Page URL: https://www.bionews.org.uk/page_92508

Scientists create regenerative cells from mouse cells

9 August 2010
Appeared in BioNews 570
Regrowing human tissue is one step closer after scientists found manipulating two key proteins in mouse muscle cells enabled them to continue multiplying. Blocking two proteins - ARF, responsible for restricting cell growth, and RB1, which suppresses cancer - caused the muscle cells to start dividing. Normally, mammal muscle cells don't divide.

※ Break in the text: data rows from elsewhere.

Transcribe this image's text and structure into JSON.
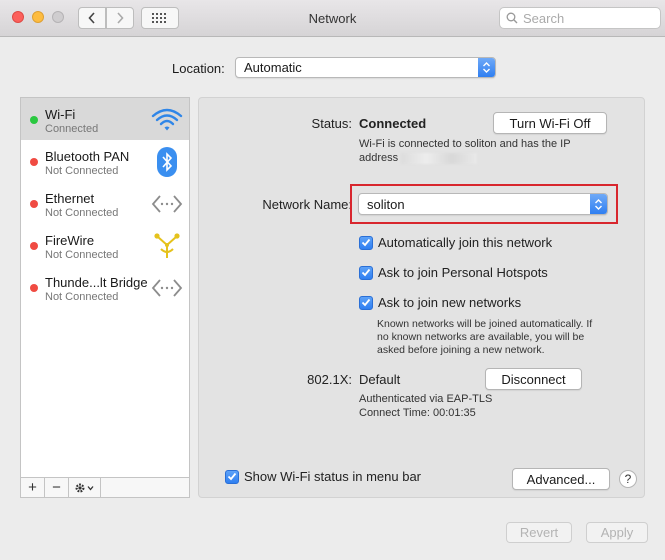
{
  "window": {
    "title": "Network"
  },
  "search": {
    "placeholder": "Search"
  },
  "location": {
    "label": "Location:",
    "value": "Automatic"
  },
  "services": [
    {
      "name": "Wi-Fi",
      "status": "Connected",
      "status_color": "#2ac840",
      "icon": "wifi-icon",
      "selected": true
    },
    {
      "name": "Bluetooth PAN",
      "status": "Not Connected",
      "status_color": "#f04b42",
      "icon": "bluetooth-icon"
    },
    {
      "name": "Ethernet",
      "status": "Not Connected",
      "status_color": "#f04b42",
      "icon": "ethernet-icon"
    },
    {
      "name": "FireWire",
      "status": "Not Connected",
      "status_color": "#f04b42",
      "icon": "firewire-icon"
    },
    {
      "name": "Thunde...lt Bridge",
      "status": "Not Connected",
      "status_color": "#f04b42",
      "icon": "thunderbolt-bridge-icon"
    }
  ],
  "sidebar_tools": {
    "add": "+",
    "remove": "−"
  },
  "status": {
    "label": "Status:",
    "value": "Connected",
    "description": "Wi-Fi is connected to soliton and has the IP",
    "description_2": "address",
    "turn_off_button": "Turn Wi-Fi Off"
  },
  "network_name": {
    "label": "Network Name:",
    "value": "soliton"
  },
  "options": {
    "auto_join": "Automatically join this network",
    "personal_hotspots": "Ask to join Personal Hotspots",
    "new_networks": "Ask to join new networks",
    "note_1": "Known networks will be joined automatically. If",
    "note_2": "no known networks are available, you will be",
    "note_3": "asked before joining a new network."
  },
  "dot1x": {
    "label": "802.1X:",
    "value": "Default",
    "disconnect_button": "Disconnect",
    "auth": "Authenticated via EAP-TLS",
    "connect_time": "Connect Time: 00:01:35"
  },
  "menu_bar_option": "Show Wi-Fi status in menu bar",
  "advanced_button": "Advanced...",
  "help": "?",
  "revert_button": "Revert",
  "apply_button": "Apply",
  "colors": {
    "accent": "#2f7ff1",
    "highlight_border": "#d8262e"
  }
}
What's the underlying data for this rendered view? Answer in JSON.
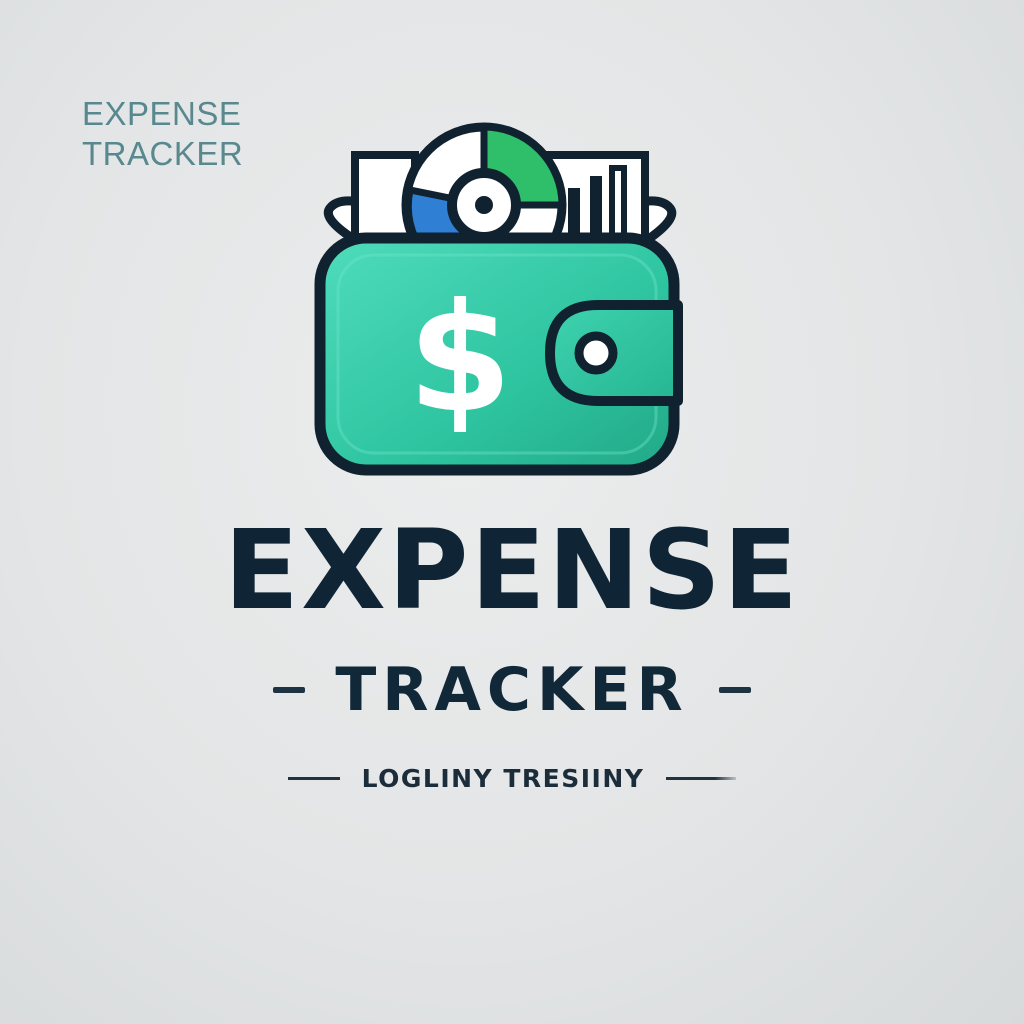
{
  "corner_label": {
    "line1": "EXPENSE",
    "line2": "TRACKER"
  },
  "logo": {
    "icon": "wallet-icon",
    "badge_icon": "dollar-icon",
    "chart_icon": "pie-chart-icon",
    "bars_icon": "bar-chart-icon",
    "dollar_symbol": "$",
    "colors": {
      "wallet": "#2ec4a0",
      "wallet_light": "#4fdcbc",
      "outline": "#10222f",
      "chart_blue": "#2f7fd4",
      "chart_green": "#2fbf6a",
      "paper": "#ffffff"
    }
  },
  "title": {
    "main": "EXPENSE",
    "sub": "TRACKER"
  },
  "tagline": "LOGLINY TRESIINY",
  "colors": {
    "text_dark": "#0f2535",
    "corner_text": "#4a7f86",
    "background": "#e3e5e6"
  }
}
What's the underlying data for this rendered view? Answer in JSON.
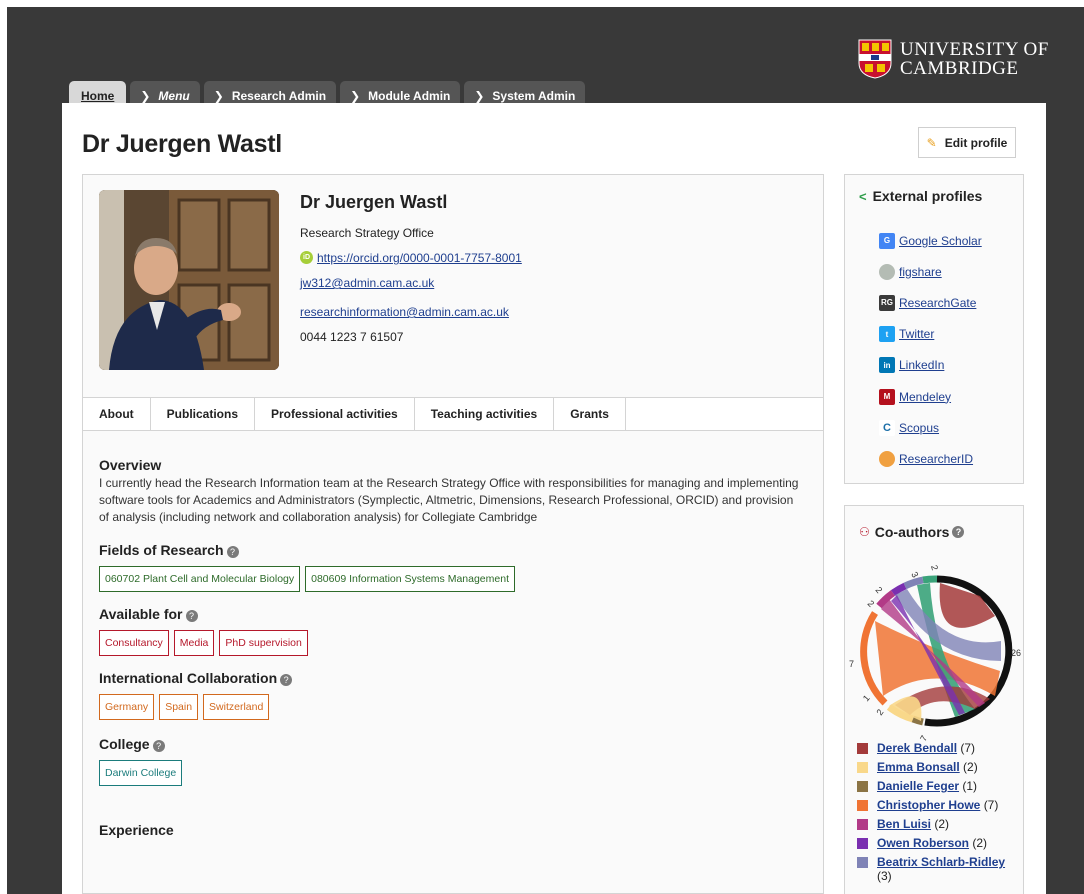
{
  "branding": {
    "university_name_line1": "UNIVERSITY OF",
    "university_name_line2": "CAMBRIDGE"
  },
  "nav_tabs": [
    {
      "label": "Home"
    },
    {
      "label": "Menu"
    },
    {
      "label": "Research Admin"
    },
    {
      "label": "Module Admin"
    },
    {
      "label": "System Admin"
    }
  ],
  "page": {
    "title": "Dr Juergen Wastl",
    "edit_label": "Edit profile"
  },
  "profile": {
    "name": "Dr Juergen Wastl",
    "department": "Research Strategy Office",
    "orcid_url": "https://orcid.org/0000-0001-7757-8001",
    "email1": "jw312@admin.cam.ac.uk",
    "email2": "researchinformation@admin.cam.ac.uk",
    "phone": "0044 1223 7 61507"
  },
  "profile_tabs": [
    "About",
    "Publications",
    "Professional activities",
    "Teaching activities",
    "Grants"
  ],
  "about": {
    "overview_heading": "Overview",
    "overview_text": "I currently head the Research Information team at the Research Strategy Office with responsibilities for managing and implementing software tools for Academics and Administrators (Symplectic, Altmetric, Dimensions, Research Professional, ORCID) and provision of analysis (including network and collaboration analysis) for Collegiate Cambridge",
    "fields_heading": "Fields of Research",
    "fields": [
      "060702 Plant Cell and Molecular Biology",
      "080609 Information Systems Management"
    ],
    "available_heading": "Available for",
    "available": [
      "Consultancy",
      "Media",
      "PhD supervision"
    ],
    "intl_heading": "International Collaboration",
    "intl": [
      "Germany",
      "Spain",
      "Switzerland"
    ],
    "college_heading": "College",
    "college": [
      "Darwin College"
    ],
    "experience_heading": "Experience"
  },
  "external_profiles": {
    "heading": "External profiles",
    "items": [
      {
        "label": "Google Scholar",
        "icon": "google-scholar-icon",
        "color": "#4285f4"
      },
      {
        "label": "figshare",
        "icon": "figshare-icon",
        "color": "#9aa39a"
      },
      {
        "label": "ResearchGate",
        "icon": "researchgate-icon",
        "color": "#3a3a3a"
      },
      {
        "label": "Twitter",
        "icon": "twitter-icon",
        "color": "#1da1f2"
      },
      {
        "label": "LinkedIn",
        "icon": "linkedin-icon",
        "color": "#0077b5"
      },
      {
        "label": "Mendeley",
        "icon": "mendeley-icon",
        "color": "#b4101d"
      },
      {
        "label": "Scopus",
        "icon": "scopus-icon",
        "color": "#1c6fa8"
      },
      {
        "label": "ResearcherID",
        "icon": "researcherid-icon",
        "color": "#f0a040"
      }
    ]
  },
  "coauthors": {
    "heading": "Co-authors",
    "chart_labels": [
      "2",
      "3",
      "2",
      "2",
      "26",
      "7",
      "1",
      "2",
      "7"
    ],
    "list": [
      {
        "name": "Derek Bendall",
        "count": "(7)",
        "color": "#a33a3a"
      },
      {
        "name": "Emma Bonsall",
        "count": "(2)",
        "color": "#f9d88a"
      },
      {
        "name": "Danielle Feger",
        "count": "(1)",
        "color": "#8b7445"
      },
      {
        "name": "Christopher Howe",
        "count": "(7)",
        "color": "#f07434"
      },
      {
        "name": "Ben Luisi",
        "count": "(2)",
        "color": "#b23a87"
      },
      {
        "name": "Owen Roberson",
        "count": "(2)",
        "color": "#7a2fb0"
      },
      {
        "name": "Beatrix Schlarb-Ridley",
        "count": "(3)",
        "color": "#7f83b6"
      }
    ]
  }
}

But the scientists warned more research was needed before the technique could be used to regenerate tissue to treat conditions like heart damage and muscle-wasting diseases. The proteins could only be deactivated temporarily because otherwise they over-proliferated. RB1 helps stop cancerous tumours developing.

'Newts regenerate tissues very effectively', said Professor Helen Blau from Stanford University, California, who led the research. Scientists have long been interested in how newts and salamanders regrow their body parts. 'In contrast, mammals are pathetic. We can regenerate our livers, and that's about it. Until now it's been a mystery as to how they do it', she said.

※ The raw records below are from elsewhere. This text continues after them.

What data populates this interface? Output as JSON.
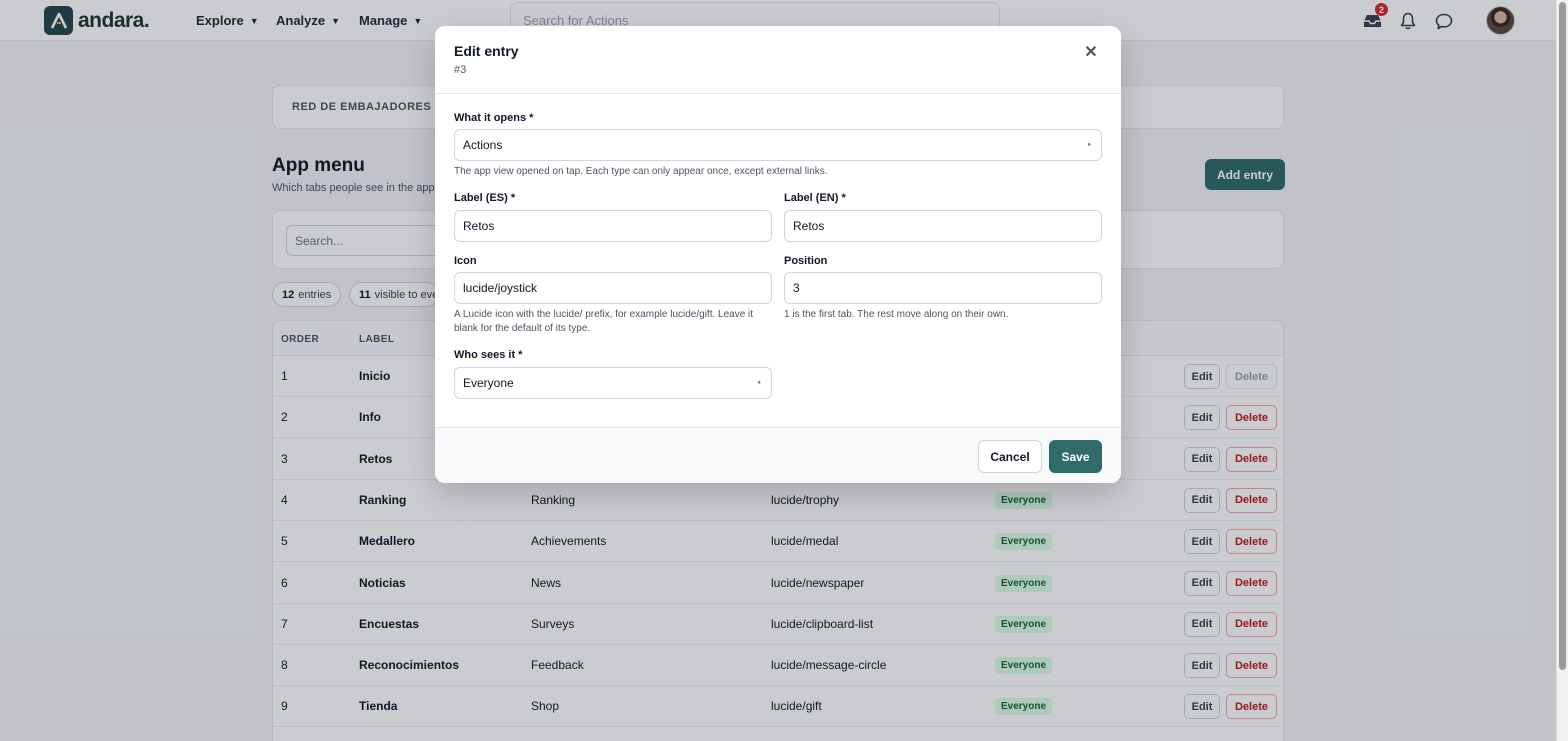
{
  "app": {
    "brand": "andara."
  },
  "nav": {
    "items": [
      {
        "label": "Explore"
      },
      {
        "label": "Analyze"
      },
      {
        "label": "Manage"
      }
    ],
    "search_placeholder": "Search for Actions",
    "inbox_badge": "2"
  },
  "page": {
    "org_name": "RED DE EMBAJADORES AND",
    "title": "App menu",
    "subtitle": "Which tabs people see in the app",
    "add_button": "Add entry",
    "search_placeholder": "Search...",
    "stats": {
      "entries_count": "12",
      "entries_label": "entries",
      "visible_count": "11",
      "visible_label": "visible to eve"
    }
  },
  "table": {
    "columns": [
      "ORDER",
      "LABEL"
    ],
    "edit_label": "Edit",
    "delete_label": "Delete",
    "rows": [
      {
        "order": "1",
        "label_es": "Inicio",
        "label_en": "",
        "icon": "",
        "visibility": ""
      },
      {
        "order": "2",
        "label_es": "Info",
        "label_en": "",
        "icon": "",
        "visibility": ""
      },
      {
        "order": "3",
        "label_es": "Retos",
        "label_en": "",
        "icon": "",
        "visibility": ""
      },
      {
        "order": "4",
        "label_es": "Ranking",
        "label_en": "Ranking",
        "icon": "lucide/trophy",
        "visibility": "Everyone"
      },
      {
        "order": "5",
        "label_es": "Medallero",
        "label_en": "Achievements",
        "icon": "lucide/medal",
        "visibility": "Everyone"
      },
      {
        "order": "6",
        "label_es": "Noticias",
        "label_en": "News",
        "icon": "lucide/newspaper",
        "visibility": "Everyone"
      },
      {
        "order": "7",
        "label_es": "Encuestas",
        "label_en": "Surveys",
        "icon": "lucide/clipboard-list",
        "visibility": "Everyone"
      },
      {
        "order": "8",
        "label_es": "Reconocimientos",
        "label_en": "Feedback",
        "icon": "lucide/message-circle",
        "visibility": "Everyone"
      },
      {
        "order": "9",
        "label_es": "Tienda",
        "label_en": "Shop",
        "icon": "lucide/gift",
        "visibility": "Everyone"
      }
    ]
  },
  "modal": {
    "title": "Edit entry",
    "subtitle": "#3",
    "what_opens": {
      "label": "What it opens *",
      "value": "Actions",
      "help": "The app view opened on tap. Each type can only appear once, except external links."
    },
    "label_es": {
      "label": "Label (ES) *",
      "value": "Retos"
    },
    "label_en": {
      "label": "Label (EN) *",
      "value": "Retos"
    },
    "icon": {
      "label": "Icon",
      "value": "lucide/joystick",
      "help": "A Lucide icon with the lucide/ prefix, for example lucide/gift. Leave it blank for the default of its type."
    },
    "position": {
      "label": "Position",
      "value": "3",
      "help": "1 is the first tab. The rest move along on their own."
    },
    "who_sees": {
      "label": "Who sees it *",
      "value": "Everyone"
    },
    "cancel": "Cancel",
    "save": "Save"
  }
}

SOURCES & REFERENCES
Cell success on mice holds out hope for regenerative medicine
The Times |  5 August 2010
Transient Inactivation of Rb and ARF Yields Regenerative Cells from Postmitotic Mammalian Muscle
Cell Stem Cell |  6 August 2010
RELATED ARTICLES FROM THE BIONEWS ARCHIVE
5 December 2011 - by Rose Palmer 
Breakthroughs in biology that 'will transform the resilience and strength of the human body' are the subject of the last episode of Stephen Hawking's brilliant series 'Brave New World'. In just under an hour 'Biology' takes the viewer on a whirlwind tour of some of the newest and most awe-inspiring technologies. We're talking cures for cancer, organ regeneration and experiments in longevity and heritability...
18 June 2010 - by Rosemary Paxman 
Functional lab-grown livers could become a reality within 5-10 years, suggests a new study published by Nature Medicine, offering hope to liver transplant patients....
22 March 2010 - by Dr Marianne Kennedy 
The ability for mammals to regenerate damaged tissue without scarring has been demonstrated for the first time by a research team based at the Wistar Insitute, Philadelphia...
HAVE YOUR SAY
Log in to add a Comment.

By posting a comment you agree to abide by the BioNews terms and conditions


Syndicate this story - click here to enquire about using this story.